Type the records out again in full, exactly.

◆ RECORDS SHOWN ◆
**********

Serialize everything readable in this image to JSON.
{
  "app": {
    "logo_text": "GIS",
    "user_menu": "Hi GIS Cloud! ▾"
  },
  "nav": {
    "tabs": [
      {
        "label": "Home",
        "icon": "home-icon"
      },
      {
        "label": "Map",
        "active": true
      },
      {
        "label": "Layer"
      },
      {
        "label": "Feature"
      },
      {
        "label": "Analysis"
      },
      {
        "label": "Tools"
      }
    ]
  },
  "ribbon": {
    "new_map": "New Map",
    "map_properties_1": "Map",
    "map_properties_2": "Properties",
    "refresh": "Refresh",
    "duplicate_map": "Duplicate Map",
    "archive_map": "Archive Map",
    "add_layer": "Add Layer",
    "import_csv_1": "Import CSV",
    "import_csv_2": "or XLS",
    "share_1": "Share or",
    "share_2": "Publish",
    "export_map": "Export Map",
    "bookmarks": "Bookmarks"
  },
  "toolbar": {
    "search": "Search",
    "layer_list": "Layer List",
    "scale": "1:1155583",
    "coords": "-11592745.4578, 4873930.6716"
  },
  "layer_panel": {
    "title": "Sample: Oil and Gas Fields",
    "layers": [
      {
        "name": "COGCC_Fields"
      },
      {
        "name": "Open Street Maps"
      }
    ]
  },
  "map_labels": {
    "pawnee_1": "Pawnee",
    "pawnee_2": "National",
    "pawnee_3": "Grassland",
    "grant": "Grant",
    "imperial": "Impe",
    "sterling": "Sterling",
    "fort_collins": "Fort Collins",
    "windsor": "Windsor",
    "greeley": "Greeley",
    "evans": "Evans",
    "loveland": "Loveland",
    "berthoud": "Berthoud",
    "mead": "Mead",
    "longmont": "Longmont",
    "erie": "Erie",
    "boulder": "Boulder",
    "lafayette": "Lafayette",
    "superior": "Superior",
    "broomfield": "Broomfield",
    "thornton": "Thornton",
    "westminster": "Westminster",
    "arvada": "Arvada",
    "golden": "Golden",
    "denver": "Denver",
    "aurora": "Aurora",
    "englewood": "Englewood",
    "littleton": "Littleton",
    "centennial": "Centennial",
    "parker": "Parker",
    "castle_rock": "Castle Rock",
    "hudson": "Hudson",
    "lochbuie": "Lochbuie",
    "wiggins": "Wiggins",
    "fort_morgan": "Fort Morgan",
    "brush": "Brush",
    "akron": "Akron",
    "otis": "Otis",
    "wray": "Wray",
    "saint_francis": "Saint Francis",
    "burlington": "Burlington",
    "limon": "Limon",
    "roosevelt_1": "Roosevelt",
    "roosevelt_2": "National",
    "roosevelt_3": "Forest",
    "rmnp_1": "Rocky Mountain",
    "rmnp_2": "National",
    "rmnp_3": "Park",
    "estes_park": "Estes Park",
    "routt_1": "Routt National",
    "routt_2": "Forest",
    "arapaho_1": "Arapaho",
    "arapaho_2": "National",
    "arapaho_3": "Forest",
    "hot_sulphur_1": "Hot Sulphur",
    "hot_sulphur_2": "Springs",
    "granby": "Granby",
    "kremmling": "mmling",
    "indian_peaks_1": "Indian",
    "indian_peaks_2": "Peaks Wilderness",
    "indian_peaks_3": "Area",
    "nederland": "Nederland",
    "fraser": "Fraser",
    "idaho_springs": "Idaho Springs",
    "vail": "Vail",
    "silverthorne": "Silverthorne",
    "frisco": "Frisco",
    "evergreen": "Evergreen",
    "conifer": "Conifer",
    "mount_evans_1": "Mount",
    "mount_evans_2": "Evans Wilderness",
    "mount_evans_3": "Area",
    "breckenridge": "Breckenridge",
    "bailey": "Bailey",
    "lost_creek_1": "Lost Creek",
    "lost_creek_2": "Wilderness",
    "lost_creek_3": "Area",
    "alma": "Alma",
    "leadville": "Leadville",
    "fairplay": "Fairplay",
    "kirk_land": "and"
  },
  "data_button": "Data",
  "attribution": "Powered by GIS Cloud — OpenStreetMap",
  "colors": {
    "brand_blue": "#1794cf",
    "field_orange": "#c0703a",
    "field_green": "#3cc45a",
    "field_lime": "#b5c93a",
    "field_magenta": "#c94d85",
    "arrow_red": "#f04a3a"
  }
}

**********

◆ SOLUTION FOR THIS EXERCISE ◆
Serialize everything readable in this image to JSON.
{
  "app": {
    "logo_text": "GIS",
    "user_menu": "Hi GIS Cloud! ▾"
  },
  "nav": {
    "tabs": [
      {
        "label": "Home",
        "icon": "home-icon"
      },
      {
        "label": "Map",
        "active": true
      },
      {
        "label": "Layer"
      },
      {
        "label": "Feature"
      },
      {
        "label": "Analysis"
      },
      {
        "label": "Tools"
      }
    ]
  },
  "ribbon": {
    "new_map": "New Map",
    "map_properties_1": "Map",
    "map_properties_2": "Properties",
    "refresh": "Refresh",
    "duplicate_map": "Duplicate Map",
    "archive_map": "Archive Map",
    "add_layer": "Add Layer",
    "import_csv_1": "Import CSV",
    "import_csv_2": "or XLS",
    "share_1": "Share or",
    "share_2": "Publish",
    "export_map": "Export Map",
    "bookmarks": "Bookmarks"
  },
  "toolbar": {
    "search": "Search",
    "layer_list": "Layer List",
    "scale": "1:1155583",
    "coords": "-11592745.4578, 4873930.6716"
  },
  "layer_panel": {
    "title": "Sample: Oil and Gas Fields",
    "layers": [
      {
        "name": "COGCC_Fields"
      },
      {
        "name": "Open Street Maps"
      }
    ]
  },
  "map_labels": {
    "pawnee_1": "Pawnee",
    "pawnee_2": "National",
    "pawnee_3": "Grassland",
    "grant": "Grant",
    "imperial": "Impe",
    "sterling": "Sterling",
    "fort_collins": "Fort Collins",
    "windsor": "Windsor",
    "greeley": "Greeley",
    "evans": "Evans",
    "loveland": "Loveland",
    "berthoud": "Berthoud",
    "mead": "Mead",
    "longmont": "Longmont",
    "erie": "Erie",
    "boulder": "Boulder",
    "lafayette": "Lafayette",
    "superior": "Superior",
    "broomfield": "Broomfield",
    "thornton": "Thornton",
    "westminster": "Westminster",
    "arvada": "Arvada",
    "golden": "Golden",
    "denver": "Denver",
    "aurora": "Aurora",
    "englewood": "Englewood",
    "littleton": "Littleton",
    "centennial": "Centennial",
    "parker": "Parker",
    "castle_rock": "Castle Rock",
    "hudson": "Hudson",
    "lochbuie": "Lochbuie",
    "wiggins": "Wiggins",
    "fort_morgan": "Fort Morgan",
    "brush": "Brush",
    "akron": "Akron",
    "otis": "Otis",
    "wray": "Wray",
    "saint_francis": "Saint Francis",
    "burlington": "Burlington",
    "limon": "Limon",
    "roosevelt_1": "Roosevelt",
    "roosevelt_2": "National",
    "roosevelt_3": "Forest",
    "rmnp_1": "Rocky Mountain",
    "rmnp_2": "National",
    "rmnp_3": "Park",
    "estes_park": "Estes Park",
    "routt_1": "Routt National",
    "routt_2": "Forest",
    "arapaho_1": "Arapaho",
    "arapaho_2": "National",
    "arapaho_3": "Forest",
    "hot_sulphur_1": "Hot Sulphur",
    "hot_sulphur_2": "Springs",
    "granby": "Granby",
    "kremmling": "mmling",
    "indian_peaks_1": "Indian",
    "indian_peaks_2": "Peaks Wilderness",
    "indian_peaks_3": "Area",
    "nederland": "Nederland",
    "fraser": "Fraser",
    "idaho_springs": "Idaho Springs",
    "vail": "Vail",
    "silverthorne": "Silverthorne",
    "frisco": "Frisco",
    "evergreen": "Evergreen",
    "conifer": "Conifer",
    "mount_evans_1": "Mount",
    "mount_evans_2": "Evans Wilderness",
    "mount_evans_3": "Area",
    "breckenridge": "Breckenridge",
    "bailey": "Bailey",
    "lost_creek_1": "Lost Creek",
    "lost_creek_2": "Wilderness",
    "lost_creek_3": "Area",
    "alma": "Alma",
    "leadville": "Leadville",
    "fairplay": "Fairplay",
    "kirk_land": "and"
  },
  "data_button": "Data",
  "attribution": "Powered by GIS Cloud — OpenStreetMap",
  "colors": {
    "brand_blue": "#1794cf",
    "field_orange": "#c0703a",
    "field_green": "#3cc45a",
    "field_lime": "#b5c93a",
    "field_magenta": "#c94d85",
    "arrow_red": "#f04a3a"
  }
}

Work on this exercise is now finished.